'It's online, it's in our homes, it's people we know': Patrick Gower on white supremacy in New Zealand

Patrick Gower says the issue of white supremacy in New Zealand is far larger than he thought.

As part of a month-long investigation into the movement, Newshub's national correspondent uncovered a nasty truth of New Zealand - an undercurrent of hate and extremist behaviour. 

"In my view, white supremacy in New Zealand is a phenomenon and it's an evil phenomenon," Gower told Duncan Garner on The AM Show.

"It is way bigger than anybody thought. It is actually huge."

For the investigation, Gower looked at a sample of 200 New Zealanders who display extremist views - but he says the undercurrent of racism is far larger.

"I believe that's just a fraction of New Zealanders who are into white supremacy," he told Garner.

"It's online, it's in our homes it's people we know."

"As we've seen from what happened at the mosque in Christchurch it's incredibly dangerous."

He says the investigation found school children engaging with white supremacist content in chat rooms online.

 "We have identified schoolboys with white supremacist views," he told Garner.

Gower says the signs have been there all along, and that police and the Government missed them.

"Last night we picked up on one white supremacist, the first person charged with sharing the video [of the Christchurch massacre], Phillip Arps," said Gower.

"Now we found video of his from two years ago, delivering a severed pigs head to the Al Noor mosque. Kiwis need to see what people are talking about on these sites. It's a gigantic warning sign, because he also talks about in that video, wanting a cull on Muslims two years before it actually happened in that mosque," said Gower.

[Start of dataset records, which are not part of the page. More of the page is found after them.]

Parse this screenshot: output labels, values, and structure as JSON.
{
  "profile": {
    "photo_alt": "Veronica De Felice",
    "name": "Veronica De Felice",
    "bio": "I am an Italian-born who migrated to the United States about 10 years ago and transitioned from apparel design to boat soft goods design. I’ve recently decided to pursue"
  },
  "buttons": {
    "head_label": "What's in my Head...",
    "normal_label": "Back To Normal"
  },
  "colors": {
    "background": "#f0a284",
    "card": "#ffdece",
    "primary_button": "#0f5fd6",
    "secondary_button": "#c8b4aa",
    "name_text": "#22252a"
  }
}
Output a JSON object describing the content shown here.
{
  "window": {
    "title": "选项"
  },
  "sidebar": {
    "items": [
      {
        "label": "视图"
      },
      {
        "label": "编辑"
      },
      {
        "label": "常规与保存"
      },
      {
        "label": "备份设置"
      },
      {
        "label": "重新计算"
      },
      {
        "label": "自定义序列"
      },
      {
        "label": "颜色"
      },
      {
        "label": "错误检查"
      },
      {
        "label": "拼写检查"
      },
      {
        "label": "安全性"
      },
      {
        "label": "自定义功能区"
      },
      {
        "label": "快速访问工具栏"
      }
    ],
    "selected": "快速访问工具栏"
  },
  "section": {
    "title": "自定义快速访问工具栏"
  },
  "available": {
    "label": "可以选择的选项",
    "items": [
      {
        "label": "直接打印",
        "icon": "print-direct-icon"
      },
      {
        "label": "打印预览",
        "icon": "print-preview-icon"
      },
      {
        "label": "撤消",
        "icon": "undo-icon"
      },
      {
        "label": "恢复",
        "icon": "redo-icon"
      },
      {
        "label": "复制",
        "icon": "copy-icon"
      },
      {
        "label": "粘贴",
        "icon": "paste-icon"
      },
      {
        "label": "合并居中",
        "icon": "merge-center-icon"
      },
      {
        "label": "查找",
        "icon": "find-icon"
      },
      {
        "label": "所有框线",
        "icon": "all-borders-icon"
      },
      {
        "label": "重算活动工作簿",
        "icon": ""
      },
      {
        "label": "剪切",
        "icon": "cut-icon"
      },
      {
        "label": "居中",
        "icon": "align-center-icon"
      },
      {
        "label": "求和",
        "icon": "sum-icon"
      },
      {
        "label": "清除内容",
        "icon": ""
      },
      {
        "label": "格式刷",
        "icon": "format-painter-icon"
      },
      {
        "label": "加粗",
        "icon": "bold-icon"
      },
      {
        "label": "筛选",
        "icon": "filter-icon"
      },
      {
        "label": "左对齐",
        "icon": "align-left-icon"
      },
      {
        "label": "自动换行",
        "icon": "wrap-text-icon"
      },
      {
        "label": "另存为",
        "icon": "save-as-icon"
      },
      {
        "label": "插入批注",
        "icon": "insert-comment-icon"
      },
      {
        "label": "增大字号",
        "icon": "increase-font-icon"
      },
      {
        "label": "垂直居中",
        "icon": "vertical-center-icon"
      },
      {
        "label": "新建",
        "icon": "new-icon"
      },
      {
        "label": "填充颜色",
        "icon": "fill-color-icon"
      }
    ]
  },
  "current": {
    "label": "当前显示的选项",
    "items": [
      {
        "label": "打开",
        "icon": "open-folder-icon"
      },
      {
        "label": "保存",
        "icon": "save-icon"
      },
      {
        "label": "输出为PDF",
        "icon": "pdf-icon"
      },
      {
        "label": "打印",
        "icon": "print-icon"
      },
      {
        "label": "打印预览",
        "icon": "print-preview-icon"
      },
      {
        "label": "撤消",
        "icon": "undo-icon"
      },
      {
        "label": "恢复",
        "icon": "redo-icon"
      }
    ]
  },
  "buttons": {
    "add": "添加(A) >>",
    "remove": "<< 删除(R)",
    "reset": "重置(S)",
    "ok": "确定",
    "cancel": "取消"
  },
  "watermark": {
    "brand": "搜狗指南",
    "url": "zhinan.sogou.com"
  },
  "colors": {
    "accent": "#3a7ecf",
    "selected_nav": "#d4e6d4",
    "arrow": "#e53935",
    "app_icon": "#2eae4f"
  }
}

"And he got away with an $800 fine for offensive behaviour, and he laughs about it in the video."

Gower says extremists have gotten away with their behaviour because the law has not done enough to stop them.

"The law has not kept up with this. This country has missed warnings, and we're acting too slow."